[GOAL OF THE EXERCISE]
Your answer should consist of each line below that includes the word "this".

[EXCERPTED RECORDS]
- Opening Delimiter -

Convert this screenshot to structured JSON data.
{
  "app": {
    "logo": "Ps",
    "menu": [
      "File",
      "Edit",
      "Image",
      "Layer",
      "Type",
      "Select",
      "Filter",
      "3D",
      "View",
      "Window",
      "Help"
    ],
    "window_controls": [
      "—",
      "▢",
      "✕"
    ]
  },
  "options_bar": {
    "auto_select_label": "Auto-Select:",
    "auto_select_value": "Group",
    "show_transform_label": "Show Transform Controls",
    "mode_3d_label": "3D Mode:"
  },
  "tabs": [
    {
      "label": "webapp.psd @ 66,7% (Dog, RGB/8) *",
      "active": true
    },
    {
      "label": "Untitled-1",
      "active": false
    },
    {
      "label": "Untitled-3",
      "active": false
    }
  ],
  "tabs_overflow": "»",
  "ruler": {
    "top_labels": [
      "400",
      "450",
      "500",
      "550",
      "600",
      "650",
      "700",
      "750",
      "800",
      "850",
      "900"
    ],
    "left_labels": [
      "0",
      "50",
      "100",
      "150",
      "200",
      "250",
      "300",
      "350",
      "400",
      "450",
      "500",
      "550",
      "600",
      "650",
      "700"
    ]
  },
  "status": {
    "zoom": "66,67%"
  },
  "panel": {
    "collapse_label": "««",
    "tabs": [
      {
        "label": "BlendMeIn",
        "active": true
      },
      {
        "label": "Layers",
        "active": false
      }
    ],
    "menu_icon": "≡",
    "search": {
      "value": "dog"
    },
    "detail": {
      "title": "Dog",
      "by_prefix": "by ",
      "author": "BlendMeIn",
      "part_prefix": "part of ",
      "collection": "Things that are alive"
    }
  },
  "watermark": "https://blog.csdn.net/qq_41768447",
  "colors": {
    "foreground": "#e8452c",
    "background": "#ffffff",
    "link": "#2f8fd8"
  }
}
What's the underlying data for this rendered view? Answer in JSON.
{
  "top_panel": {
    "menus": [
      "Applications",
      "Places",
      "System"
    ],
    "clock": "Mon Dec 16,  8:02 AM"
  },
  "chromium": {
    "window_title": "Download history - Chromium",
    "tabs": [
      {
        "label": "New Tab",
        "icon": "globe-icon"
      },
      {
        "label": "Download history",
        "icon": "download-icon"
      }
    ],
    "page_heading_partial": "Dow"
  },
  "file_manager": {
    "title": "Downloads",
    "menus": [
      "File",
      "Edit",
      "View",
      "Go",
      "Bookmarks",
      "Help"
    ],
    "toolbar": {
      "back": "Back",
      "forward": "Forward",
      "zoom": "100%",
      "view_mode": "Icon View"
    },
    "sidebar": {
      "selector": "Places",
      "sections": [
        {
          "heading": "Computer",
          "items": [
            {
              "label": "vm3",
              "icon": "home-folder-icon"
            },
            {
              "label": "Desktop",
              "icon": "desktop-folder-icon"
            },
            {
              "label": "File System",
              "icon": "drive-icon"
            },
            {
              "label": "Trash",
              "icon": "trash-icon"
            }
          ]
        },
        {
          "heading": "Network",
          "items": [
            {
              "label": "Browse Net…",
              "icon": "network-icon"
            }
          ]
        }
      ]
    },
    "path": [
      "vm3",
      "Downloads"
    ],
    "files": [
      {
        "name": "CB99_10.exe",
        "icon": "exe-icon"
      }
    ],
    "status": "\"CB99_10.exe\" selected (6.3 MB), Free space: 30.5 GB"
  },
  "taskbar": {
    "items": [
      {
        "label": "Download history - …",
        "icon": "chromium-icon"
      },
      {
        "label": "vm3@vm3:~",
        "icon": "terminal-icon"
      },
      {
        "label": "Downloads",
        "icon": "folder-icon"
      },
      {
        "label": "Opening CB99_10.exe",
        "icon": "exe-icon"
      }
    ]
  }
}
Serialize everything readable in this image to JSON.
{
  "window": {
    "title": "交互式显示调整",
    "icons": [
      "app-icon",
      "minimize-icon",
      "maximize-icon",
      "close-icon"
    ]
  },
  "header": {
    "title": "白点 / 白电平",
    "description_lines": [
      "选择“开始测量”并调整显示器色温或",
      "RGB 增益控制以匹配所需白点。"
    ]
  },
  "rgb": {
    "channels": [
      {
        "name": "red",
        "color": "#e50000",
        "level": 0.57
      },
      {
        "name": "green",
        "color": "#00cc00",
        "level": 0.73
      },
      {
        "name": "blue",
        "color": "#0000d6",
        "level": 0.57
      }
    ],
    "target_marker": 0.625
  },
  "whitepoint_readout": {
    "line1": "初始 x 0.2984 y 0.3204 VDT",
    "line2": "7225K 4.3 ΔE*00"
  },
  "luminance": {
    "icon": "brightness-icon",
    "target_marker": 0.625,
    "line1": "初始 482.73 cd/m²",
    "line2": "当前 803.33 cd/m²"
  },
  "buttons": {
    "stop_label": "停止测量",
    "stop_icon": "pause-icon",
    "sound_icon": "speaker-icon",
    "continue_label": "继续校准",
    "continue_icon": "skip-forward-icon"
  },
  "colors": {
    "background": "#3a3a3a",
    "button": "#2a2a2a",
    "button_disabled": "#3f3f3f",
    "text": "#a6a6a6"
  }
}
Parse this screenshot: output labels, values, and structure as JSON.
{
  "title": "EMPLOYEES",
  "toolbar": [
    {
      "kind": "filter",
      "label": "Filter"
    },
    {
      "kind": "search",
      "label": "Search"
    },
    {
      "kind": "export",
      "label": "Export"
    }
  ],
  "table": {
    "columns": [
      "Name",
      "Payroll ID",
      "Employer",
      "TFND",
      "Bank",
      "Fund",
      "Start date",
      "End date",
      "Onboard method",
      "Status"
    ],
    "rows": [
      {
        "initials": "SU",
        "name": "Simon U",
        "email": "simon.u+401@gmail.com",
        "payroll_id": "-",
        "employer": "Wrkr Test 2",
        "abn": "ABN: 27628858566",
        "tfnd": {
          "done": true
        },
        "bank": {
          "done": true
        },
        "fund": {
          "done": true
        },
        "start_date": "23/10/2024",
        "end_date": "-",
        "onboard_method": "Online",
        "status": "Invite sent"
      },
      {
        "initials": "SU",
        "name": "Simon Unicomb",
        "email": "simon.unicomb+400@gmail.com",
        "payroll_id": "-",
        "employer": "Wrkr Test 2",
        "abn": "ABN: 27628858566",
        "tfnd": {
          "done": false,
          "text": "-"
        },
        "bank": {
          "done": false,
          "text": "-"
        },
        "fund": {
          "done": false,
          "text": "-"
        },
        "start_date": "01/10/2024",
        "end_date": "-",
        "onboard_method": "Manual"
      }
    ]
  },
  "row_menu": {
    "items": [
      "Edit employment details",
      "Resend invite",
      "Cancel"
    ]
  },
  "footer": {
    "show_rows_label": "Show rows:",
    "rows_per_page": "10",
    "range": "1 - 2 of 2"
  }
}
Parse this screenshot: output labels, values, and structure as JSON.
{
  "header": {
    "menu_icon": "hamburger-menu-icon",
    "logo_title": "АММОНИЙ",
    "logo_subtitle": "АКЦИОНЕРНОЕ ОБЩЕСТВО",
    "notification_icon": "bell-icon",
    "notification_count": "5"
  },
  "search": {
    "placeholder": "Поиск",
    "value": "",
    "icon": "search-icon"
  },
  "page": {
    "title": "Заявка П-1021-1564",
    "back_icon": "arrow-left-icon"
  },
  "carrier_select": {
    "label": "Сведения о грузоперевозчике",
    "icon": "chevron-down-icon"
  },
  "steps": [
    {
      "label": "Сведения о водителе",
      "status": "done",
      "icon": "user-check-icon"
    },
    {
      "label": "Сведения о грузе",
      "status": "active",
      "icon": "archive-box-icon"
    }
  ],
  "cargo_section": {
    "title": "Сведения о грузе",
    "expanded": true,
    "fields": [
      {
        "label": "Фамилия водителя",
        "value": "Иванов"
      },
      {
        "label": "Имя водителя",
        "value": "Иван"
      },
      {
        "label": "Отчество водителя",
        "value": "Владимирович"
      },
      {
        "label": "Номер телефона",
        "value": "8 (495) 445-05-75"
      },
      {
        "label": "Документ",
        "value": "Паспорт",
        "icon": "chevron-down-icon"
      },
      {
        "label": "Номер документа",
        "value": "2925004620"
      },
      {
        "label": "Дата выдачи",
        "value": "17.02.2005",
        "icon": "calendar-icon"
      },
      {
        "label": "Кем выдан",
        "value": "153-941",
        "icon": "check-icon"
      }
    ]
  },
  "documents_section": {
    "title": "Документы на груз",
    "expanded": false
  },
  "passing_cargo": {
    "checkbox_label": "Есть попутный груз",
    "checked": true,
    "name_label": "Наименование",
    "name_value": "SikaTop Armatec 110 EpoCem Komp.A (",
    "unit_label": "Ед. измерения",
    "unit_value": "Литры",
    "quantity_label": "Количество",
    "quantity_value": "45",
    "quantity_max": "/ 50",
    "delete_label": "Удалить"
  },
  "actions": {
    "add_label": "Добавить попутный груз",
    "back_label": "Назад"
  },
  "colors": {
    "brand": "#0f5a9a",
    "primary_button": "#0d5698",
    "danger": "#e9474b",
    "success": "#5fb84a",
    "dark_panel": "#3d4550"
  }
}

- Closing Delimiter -

[RESPONSE]
Convert this screenshot to structured JSON data.
What's the underlying data for this rendered view? Answer in JSON.
Serialize everything readable in this image to JSON.
Parse this screenshot: output labels, values, and structure as JSON.
Parse this screenshot: output labels, values, and structure as JSON.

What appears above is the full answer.